▶ TASK DETAILS:
Restate each entry word for word. Keep every detail intact.
(Beginning of MATERIAL FOR THIS EXERCISE)
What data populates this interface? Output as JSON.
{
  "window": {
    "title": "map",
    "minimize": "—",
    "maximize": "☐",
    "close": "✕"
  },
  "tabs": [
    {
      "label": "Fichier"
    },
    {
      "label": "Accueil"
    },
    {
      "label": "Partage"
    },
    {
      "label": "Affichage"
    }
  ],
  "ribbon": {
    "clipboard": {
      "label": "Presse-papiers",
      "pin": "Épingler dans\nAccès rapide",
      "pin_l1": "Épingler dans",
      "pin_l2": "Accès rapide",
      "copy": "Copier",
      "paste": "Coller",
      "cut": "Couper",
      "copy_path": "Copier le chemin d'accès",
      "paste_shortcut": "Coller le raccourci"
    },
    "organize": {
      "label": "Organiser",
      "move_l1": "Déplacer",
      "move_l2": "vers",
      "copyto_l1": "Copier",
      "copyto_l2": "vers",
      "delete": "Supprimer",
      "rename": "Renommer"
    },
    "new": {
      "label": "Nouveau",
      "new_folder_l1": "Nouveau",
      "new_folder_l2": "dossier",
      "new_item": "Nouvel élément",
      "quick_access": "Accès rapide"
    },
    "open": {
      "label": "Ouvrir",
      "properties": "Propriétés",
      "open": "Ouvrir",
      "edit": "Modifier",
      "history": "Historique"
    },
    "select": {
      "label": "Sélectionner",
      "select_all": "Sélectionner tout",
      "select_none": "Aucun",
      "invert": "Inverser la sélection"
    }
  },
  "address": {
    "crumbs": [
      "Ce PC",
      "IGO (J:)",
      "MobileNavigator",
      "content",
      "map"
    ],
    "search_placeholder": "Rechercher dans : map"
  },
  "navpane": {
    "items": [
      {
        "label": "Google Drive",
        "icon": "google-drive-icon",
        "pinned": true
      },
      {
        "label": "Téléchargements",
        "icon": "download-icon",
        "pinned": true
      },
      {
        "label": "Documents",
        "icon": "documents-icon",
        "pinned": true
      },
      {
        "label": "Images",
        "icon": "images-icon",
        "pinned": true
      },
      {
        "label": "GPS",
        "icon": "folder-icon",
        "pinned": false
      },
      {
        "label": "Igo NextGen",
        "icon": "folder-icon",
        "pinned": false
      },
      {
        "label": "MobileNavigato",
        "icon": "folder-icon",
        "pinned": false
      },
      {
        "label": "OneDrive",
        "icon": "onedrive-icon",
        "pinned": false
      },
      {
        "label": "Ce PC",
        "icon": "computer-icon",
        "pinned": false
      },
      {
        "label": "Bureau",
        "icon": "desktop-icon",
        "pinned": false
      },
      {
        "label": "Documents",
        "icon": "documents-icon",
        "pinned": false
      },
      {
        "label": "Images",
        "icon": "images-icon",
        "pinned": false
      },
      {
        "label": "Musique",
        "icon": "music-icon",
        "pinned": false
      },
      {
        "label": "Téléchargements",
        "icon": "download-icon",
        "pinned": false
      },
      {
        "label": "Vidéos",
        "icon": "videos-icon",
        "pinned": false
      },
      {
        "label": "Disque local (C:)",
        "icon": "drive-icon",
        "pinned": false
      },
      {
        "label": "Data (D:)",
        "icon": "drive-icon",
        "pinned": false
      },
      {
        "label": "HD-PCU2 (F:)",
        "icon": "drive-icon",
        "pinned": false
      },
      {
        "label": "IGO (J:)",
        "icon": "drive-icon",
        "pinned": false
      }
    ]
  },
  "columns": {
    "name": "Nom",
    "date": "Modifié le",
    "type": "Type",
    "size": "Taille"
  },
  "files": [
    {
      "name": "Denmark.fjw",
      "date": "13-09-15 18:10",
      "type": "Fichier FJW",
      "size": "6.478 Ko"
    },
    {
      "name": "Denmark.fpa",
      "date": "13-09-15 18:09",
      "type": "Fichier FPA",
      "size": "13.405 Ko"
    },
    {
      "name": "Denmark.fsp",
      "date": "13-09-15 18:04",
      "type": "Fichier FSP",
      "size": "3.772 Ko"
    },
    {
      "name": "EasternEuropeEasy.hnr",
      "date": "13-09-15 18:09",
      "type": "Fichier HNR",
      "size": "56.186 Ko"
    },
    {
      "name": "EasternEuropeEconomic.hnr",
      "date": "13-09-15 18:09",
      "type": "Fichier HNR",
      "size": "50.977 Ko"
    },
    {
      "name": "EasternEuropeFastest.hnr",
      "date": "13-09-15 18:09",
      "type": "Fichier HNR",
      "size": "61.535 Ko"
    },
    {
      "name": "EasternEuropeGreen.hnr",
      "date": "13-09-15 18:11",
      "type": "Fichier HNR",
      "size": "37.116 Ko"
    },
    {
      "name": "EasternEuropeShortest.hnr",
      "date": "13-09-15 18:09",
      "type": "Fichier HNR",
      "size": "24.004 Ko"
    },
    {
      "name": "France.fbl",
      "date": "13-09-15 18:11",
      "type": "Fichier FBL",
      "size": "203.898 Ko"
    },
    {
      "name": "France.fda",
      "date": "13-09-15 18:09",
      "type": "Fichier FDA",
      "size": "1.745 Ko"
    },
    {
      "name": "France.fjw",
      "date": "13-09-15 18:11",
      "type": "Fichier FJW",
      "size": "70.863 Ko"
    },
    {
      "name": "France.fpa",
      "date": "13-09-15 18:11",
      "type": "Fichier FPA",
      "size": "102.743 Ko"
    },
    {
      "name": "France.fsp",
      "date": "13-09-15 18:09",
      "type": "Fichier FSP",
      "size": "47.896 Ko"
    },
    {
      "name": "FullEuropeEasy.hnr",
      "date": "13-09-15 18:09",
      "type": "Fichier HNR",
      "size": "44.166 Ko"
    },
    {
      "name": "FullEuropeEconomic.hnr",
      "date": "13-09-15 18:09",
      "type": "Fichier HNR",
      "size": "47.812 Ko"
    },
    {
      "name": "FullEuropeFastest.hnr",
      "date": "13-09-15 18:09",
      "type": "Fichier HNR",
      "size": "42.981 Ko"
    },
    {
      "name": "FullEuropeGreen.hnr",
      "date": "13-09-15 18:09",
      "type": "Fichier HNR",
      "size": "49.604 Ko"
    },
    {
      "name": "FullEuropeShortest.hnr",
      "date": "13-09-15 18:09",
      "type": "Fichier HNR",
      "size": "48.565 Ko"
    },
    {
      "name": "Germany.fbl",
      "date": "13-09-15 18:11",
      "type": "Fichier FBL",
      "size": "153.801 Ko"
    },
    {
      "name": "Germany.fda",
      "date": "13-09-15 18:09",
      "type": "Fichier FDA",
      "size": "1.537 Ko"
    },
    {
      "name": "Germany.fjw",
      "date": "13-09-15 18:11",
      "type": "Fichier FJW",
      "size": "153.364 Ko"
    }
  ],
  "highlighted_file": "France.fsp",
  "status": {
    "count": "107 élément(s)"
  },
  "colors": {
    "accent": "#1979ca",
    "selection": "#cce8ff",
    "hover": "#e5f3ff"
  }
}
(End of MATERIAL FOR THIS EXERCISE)
▶ REPLY TO THE EXERCISE:
What data populates this interface? Output as JSON.
{
  "window": {
    "title": "map",
    "minimize": "—",
    "maximize": "☐",
    "close": "✕"
  },
  "tabs": [
    {
      "label": "Fichier"
    },
    {
      "label": "Accueil"
    },
    {
      "label": "Partage"
    },
    {
      "label": "Affichage"
    }
  ],
  "ribbon": {
    "clipboard": {
      "label": "Presse-papiers",
      "pin": "Épingler dans\nAccès rapide",
      "pin_l1": "Épingler dans",
      "pin_l2": "Accès rapide",
      "copy": "Copier",
      "paste": "Coller",
      "cut": "Couper",
      "copy_path": "Copier le chemin d'accès",
      "paste_shortcut": "Coller le raccourci"
    },
    "organize": {
      "label": "Organiser",
      "move_l1": "Déplacer",
      "move_l2": "vers",
      "copyto_l1": "Copier",
      "copyto_l2": "vers",
      "delete": "Supprimer",
      "rename": "Renommer"
    },
    "new": {
      "label": "Nouveau",
      "new_folder_l1": "Nouveau",
      "new_folder_l2": "dossier",
      "new_item": "Nouvel élément",
      "quick_access": "Accès rapide"
    },
    "open": {
      "label": "Ouvrir",
      "properties": "Propriétés",
      "open": "Ouvrir",
      "edit": "Modifier",
      "history": "Historique"
    },
    "select": {
      "label": "Sélectionner",
      "select_all": "Sélectionner tout",
      "select_none": "Aucun",
      "invert": "Inverser la sélection"
    }
  },
  "address": {
    "crumbs": [
      "Ce PC",
      "IGO (J:)",
      "MobileNavigator",
      "content",
      "map"
    ],
    "search_placeholder": "Rechercher dans : map"
  },
  "navpane": {
    "items": [
      {
        "label": "Google Drive",
        "icon": "google-drive-icon",
        "pinned": true
      },
      {
        "label": "Téléchargements",
        "icon": "download-icon",
        "pinned": true
      },
      {
        "label": "Documents",
        "icon": "documents-icon",
        "pinned": true
      },
      {
        "label": "Images",
        "icon": "images-icon",
        "pinned": true
      },
      {
        "label": "GPS",
        "icon": "folder-icon",
        "pinned": false
      },
      {
        "label": "Igo NextGen",
        "icon": "folder-icon",
        "pinned": false
      },
      {
        "label": "MobileNavigato",
        "icon": "folder-icon",
        "pinned": false
      },
      {
        "label": "OneDrive",
        "icon": "onedrive-icon",
        "pinned": false
      },
      {
        "label": "Ce PC",
        "icon": "computer-icon",
        "pinned": false
      },
      {
        "label": "Bureau",
        "icon": "desktop-icon",
        "pinned": false
      },
      {
        "label": "Documents",
        "icon": "documents-icon",
        "pinned": false
      },
      {
        "label": "Images",
        "icon": "images-icon",
        "pinned": false
      },
      {
        "label": "Musique",
        "icon": "music-icon",
        "pinned": false
      },
      {
        "label": "Téléchargements",
        "icon": "download-icon",
        "pinned": false
      },
      {
        "label": "Vidéos",
        "icon": "videos-icon",
        "pinned": false
      },
      {
        "label": "Disque local (C:)",
        "icon": "drive-icon",
        "pinned": false
      },
      {
        "label": "Data (D:)",
        "icon": "drive-icon",
        "pinned": false
      },
      {
        "label": "HD-PCU2 (F:)",
        "icon": "drive-icon",
        "pinned": false
      },
      {
        "label": "IGO (J:)",
        "icon": "drive-icon",
        "pinned": false
      }
    ]
  },
  "columns": {
    "name": "Nom",
    "date": "Modifié le",
    "type": "Type",
    "size": "Taille"
  },
  "files": [
    {
      "name": "Denmark.fjw",
      "date": "13-09-15 18:10",
      "type": "Fichier FJW",
      "size": "6.478 Ko"
    },
    {
      "name": "Denmark.fpa",
      "date": "13-09-15 18:09",
      "type": "Fichier FPA",
      "size": "13.405 Ko"
    },
    {
      "name": "Denmark.fsp",
      "date": "13-09-15 18:04",
      "type": "Fichier FSP",
      "size": "3.772 Ko"
    },
    {
      "name": "EasternEuropeEasy.hnr",
      "date": "13-09-15 18:09",
      "type": "Fichier HNR",
      "size": "56.186 Ko"
    },
    {
      "name": "EasternEuropeEconomic.hnr",
      "date": "13-09-15 18:09",
      "type": "Fichier HNR",
      "size": "50.977 Ko"
    },
    {
      "name": "EasternEuropeFastest.hnr",
      "date": "13-09-15 18:09",
      "type": "Fichier HNR",
      "size": "61.535 Ko"
    },
    {
      "name": "EasternEuropeGreen.hnr",
      "date": "13-09-15 18:11",
      "type": "Fichier HNR",
      "size": "37.116 Ko"
    },
    {
      "name": "EasternEuropeShortest.hnr",
      "date": "13-09-15 18:09",
      "type": "Fichier HNR",
      "size": "24.004 Ko"
    },
    {
      "name": "France.fbl",
      "date": "13-09-15 18:11",
      "type": "Fichier FBL",
      "size": "203.898 Ko"
    },
    {
      "name": "France.fda",
      "date": "13-09-15 18:09",
      "type": "Fichier FDA",
      "size": "1.745 Ko"
    },
    {
      "name": "France.fjw",
      "date": "13-09-15 18:11",
      "type": "Fichier FJW",
      "size": "70.863 Ko"
    },
    {
      "name": "France.fpa",
      "date": "13-09-15 18:11",
      "type": "Fichier FPA",
      "size": "102.743 Ko"
    },
    {
      "name": "France.fsp",
      "date": "13-09-15 18:09",
      "type": "Fichier FSP",
      "size": "47.896 Ko"
    },
    {
      "name": "FullEuropeEasy.hnr",
      "date": "13-09-15 18:09",
      "type": "Fichier HNR",
      "size": "44.166 Ko"
    },
    {
      "name": "FullEuropeEconomic.hnr",
      "date": "13-09-15 18:09",
      "type": "Fichier HNR",
      "size": "47.812 Ko"
    },
    {
      "name": "FullEuropeFastest.hnr",
      "date": "13-09-15 18:09",
      "type": "Fichier HNR",
      "size": "42.981 Ko"
    },
    {
      "name": "FullEuropeGreen.hnr",
      "date": "13-09-15 18:09",
      "type": "Fichier HNR",
      "size": "49.604 Ko"
    },
    {
      "name": "FullEuropeShortest.hnr",
      "date": "13-09-15 18:09",
      "type": "Fichier HNR",
      "size": "48.565 Ko"
    },
    {
      "name": "Germany.fbl",
      "date": "13-09-15 18:11",
      "type": "Fichier FBL",
      "size": "153.801 Ko"
    },
    {
      "name": "Germany.fda",
      "date": "13-09-15 18:09",
      "type": "Fichier FDA",
      "size": "1.537 Ko"
    },
    {
      "name": "Germany.fjw",
      "date": "13-09-15 18:11",
      "type": "Fichier FJW",
      "size": "153.364 Ko"
    }
  ],
  "highlighted_file": "France.fsp",
  "status": {
    "count": "107 élément(s)"
  },
  "colors": {
    "accent": "#1979ca",
    "selection": "#cce8ff",
    "hover": "#e5f3ff"
  }
}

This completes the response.